··· PROVIDED MATERIAL ···
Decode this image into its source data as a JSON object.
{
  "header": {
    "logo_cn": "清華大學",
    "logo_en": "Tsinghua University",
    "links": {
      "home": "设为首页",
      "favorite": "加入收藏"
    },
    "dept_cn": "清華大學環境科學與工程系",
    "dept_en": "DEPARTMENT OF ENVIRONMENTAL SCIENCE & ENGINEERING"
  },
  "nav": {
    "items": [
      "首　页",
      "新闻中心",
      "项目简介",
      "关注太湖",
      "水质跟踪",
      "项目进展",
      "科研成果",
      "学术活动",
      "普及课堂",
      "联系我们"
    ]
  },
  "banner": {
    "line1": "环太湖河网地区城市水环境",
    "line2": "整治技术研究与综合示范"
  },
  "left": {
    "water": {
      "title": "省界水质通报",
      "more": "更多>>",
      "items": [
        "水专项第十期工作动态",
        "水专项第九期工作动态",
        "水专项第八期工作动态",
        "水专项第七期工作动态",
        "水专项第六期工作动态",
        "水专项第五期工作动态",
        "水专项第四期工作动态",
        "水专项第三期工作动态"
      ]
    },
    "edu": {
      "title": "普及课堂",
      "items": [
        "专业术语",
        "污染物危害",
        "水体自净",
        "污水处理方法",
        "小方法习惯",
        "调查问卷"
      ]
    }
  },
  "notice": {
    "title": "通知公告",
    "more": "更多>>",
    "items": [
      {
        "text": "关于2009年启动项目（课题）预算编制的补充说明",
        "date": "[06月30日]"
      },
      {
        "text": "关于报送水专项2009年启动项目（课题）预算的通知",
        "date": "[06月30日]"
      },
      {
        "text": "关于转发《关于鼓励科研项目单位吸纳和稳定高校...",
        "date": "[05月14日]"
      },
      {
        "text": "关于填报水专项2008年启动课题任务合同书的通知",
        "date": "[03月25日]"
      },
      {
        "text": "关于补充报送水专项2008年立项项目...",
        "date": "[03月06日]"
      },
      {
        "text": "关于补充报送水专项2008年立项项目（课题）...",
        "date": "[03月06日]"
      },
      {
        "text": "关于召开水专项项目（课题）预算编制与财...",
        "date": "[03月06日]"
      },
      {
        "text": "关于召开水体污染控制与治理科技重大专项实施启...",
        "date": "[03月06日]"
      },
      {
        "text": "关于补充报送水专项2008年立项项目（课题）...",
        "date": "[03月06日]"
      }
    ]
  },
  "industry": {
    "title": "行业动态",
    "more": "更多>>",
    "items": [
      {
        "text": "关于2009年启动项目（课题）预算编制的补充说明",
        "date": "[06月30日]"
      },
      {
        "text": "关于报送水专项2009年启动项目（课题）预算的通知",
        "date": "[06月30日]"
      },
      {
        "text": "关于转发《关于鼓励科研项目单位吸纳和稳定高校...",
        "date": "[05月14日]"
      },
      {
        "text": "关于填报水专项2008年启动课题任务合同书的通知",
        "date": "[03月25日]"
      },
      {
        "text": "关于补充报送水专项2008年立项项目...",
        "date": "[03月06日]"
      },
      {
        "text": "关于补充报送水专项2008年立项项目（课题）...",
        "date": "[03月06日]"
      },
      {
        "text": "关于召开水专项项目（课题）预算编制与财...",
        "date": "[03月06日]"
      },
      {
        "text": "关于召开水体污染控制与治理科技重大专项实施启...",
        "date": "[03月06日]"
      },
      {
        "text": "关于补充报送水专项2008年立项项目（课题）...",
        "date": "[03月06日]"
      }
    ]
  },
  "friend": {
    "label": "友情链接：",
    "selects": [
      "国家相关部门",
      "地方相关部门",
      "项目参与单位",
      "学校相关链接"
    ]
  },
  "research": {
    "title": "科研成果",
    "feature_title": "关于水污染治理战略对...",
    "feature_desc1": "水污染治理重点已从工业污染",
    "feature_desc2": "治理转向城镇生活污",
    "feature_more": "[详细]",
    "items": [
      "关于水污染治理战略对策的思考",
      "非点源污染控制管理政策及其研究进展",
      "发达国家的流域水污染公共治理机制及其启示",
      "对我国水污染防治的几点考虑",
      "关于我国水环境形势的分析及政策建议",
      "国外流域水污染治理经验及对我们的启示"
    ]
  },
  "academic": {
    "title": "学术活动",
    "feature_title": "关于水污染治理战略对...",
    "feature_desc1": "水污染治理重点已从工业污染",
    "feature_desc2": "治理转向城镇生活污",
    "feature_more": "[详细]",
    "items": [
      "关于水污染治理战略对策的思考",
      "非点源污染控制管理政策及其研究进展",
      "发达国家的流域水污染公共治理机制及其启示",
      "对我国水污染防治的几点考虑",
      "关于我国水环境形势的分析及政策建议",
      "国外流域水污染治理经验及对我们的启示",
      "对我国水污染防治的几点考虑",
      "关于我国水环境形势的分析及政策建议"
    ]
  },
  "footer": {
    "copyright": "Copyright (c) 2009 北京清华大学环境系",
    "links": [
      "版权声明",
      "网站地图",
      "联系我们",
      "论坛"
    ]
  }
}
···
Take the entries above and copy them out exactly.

Decode this image into its source data as a JSON object.
{
  "header": {
    "logo_cn": "清華大學",
    "logo_en": "Tsinghua University",
    "links": {
      "home": "设为首页",
      "favorite": "加入收藏"
    },
    "dept_cn": "清華大學環境科學與工程系",
    "dept_en": "DEPARTMENT OF ENVIRONMENTAL SCIENCE & ENGINEERING"
  },
  "nav": {
    "items": [
      "首　页",
      "新闻中心",
      "项目简介",
      "关注太湖",
      "水质跟踪",
      "项目进展",
      "科研成果",
      "学术活动",
      "普及课堂",
      "联系我们"
    ]
  },
  "banner": {
    "line1": "环太湖河网地区城市水环境",
    "line2": "整治技术研究与综合示范"
  },
  "left": {
    "water": {
      "title": "省界水质通报",
      "more": "更多>>",
      "items": [
        "水专项第十期工作动态",
        "水专项第九期工作动态",
        "水专项第八期工作动态",
        "水专项第七期工作动态",
        "水专项第六期工作动态",
        "水专项第五期工作动态",
        "水专项第四期工作动态",
        "水专项第三期工作动态"
      ]
    },
    "edu": {
      "title": "普及课堂",
      "items": [
        "专业术语",
        "污染物危害",
        "水体自净",
        "污水处理方法",
        "小方法习惯",
        "调查问卷"
      ]
    }
  },
  "notice": {
    "title": "通知公告",
    "more": "更多>>",
    "items": [
      {
        "text": "关于2009年启动项目（课题）预算编制的补充说明",
        "date": "[06月30日]"
      },
      {
        "text": "关于报送水专项2009年启动项目（课题）预算的通知",
        "date": "[06月30日]"
      },
      {
        "text": "关于转发《关于鼓励科研项目单位吸纳和稳定高校...",
        "date": "[05月14日]"
      },
      {
        "text": "关于填报水专项2008年启动课题任务合同书的通知",
        "date": "[03月25日]"
      },
      {
        "text": "关于补充报送水专项2008年立项项目...",
        "date": "[03月06日]"
      },
      {
        "text": "关于补充报送水专项2008年立项项目（课题）...",
        "date": "[03月06日]"
      },
      {
        "text": "关于召开水专项项目（课题）预算编制与财...",
        "date": "[03月06日]"
      },
      {
        "text": "关于召开水体污染控制与治理科技重大专项实施启...",
        "date": "[03月06日]"
      },
      {
        "text": "关于补充报送水专项2008年立项项目（课题）...",
        "date": "[03月06日]"
      }
    ]
  },
  "industry": {
    "title": "行业动态",
    "more": "更多>>",
    "items": [
      {
        "text": "关于2009年启动项目（课题）预算编制的补充说明",
        "date": "[06月30日]"
      },
      {
        "text": "关于报送水专项2009年启动项目（课题）预算的通知",
        "date": "[06月30日]"
      },
      {
        "text": "关于转发《关于鼓励科研项目单位吸纳和稳定高校...",
        "date": "[05月14日]"
      },
      {
        "text": "关于填报水专项2008年启动课题任务合同书的通知",
        "date": "[03月25日]"
      },
      {
        "text": "关于补充报送水专项2008年立项项目...",
        "date": "[03月06日]"
      },
      {
        "text": "关于补充报送水专项2008年立项项目（课题）...",
        "date": "[03月06日]"
      },
      {
        "text": "关于召开水专项项目（课题）预算编制与财...",
        "date": "[03月06日]"
      },
      {
        "text": "关于召开水体污染控制与治理科技重大专项实施启...",
        "date": "[03月06日]"
      },
      {
        "text": "关于补充报送水专项2008年立项项目（课题）...",
        "date": "[03月06日]"
      }
    ]
  },
  "friend": {
    "label": "友情链接：",
    "selects": [
      "国家相关部门",
      "地方相关部门",
      "项目参与单位",
      "学校相关链接"
    ]
  },
  "research": {
    "title": "科研成果",
    "feature_title": "关于水污染治理战略对...",
    "feature_desc1": "水污染治理重点已从工业污染",
    "feature_desc2": "治理转向城镇生活污",
    "feature_more": "[详细]",
    "items": [
      "关于水污染治理战略对策的思考",
      "非点源污染控制管理政策及其研究进展",
      "发达国家的流域水污染公共治理机制及其启示",
      "对我国水污染防治的几点考虑",
      "关于我国水环境形势的分析及政策建议",
      "国外流域水污染治理经验及对我们的启示"
    ]
  },
  "academic": {
    "title": "学术活动",
    "feature_title": "关于水污染治理战略对...",
    "feature_desc1": "水污染治理重点已从工业污染",
    "feature_desc2": "治理转向城镇生活污",
    "feature_more": "[详细]",
    "items": [
      "关于水污染治理战略对策的思考",
      "非点源污染控制管理政策及其研究进展",
      "发达国家的流域水污染公共治理机制及其启示",
      "对我国水污染防治的几点考虑",
      "关于我国水环境形势的分析及政策建议",
      "国外流域水污染治理经验及对我们的启示",
      "对我国水污染防治的几点考虑",
      "关于我国水环境形势的分析及政策建议"
    ]
  },
  "footer": {
    "copyright": "Copyright (c) 2009 北京清华大学环境系",
    "links": [
      "版权声明",
      "网站地图",
      "联系我们",
      "论坛"
    ]
  }
}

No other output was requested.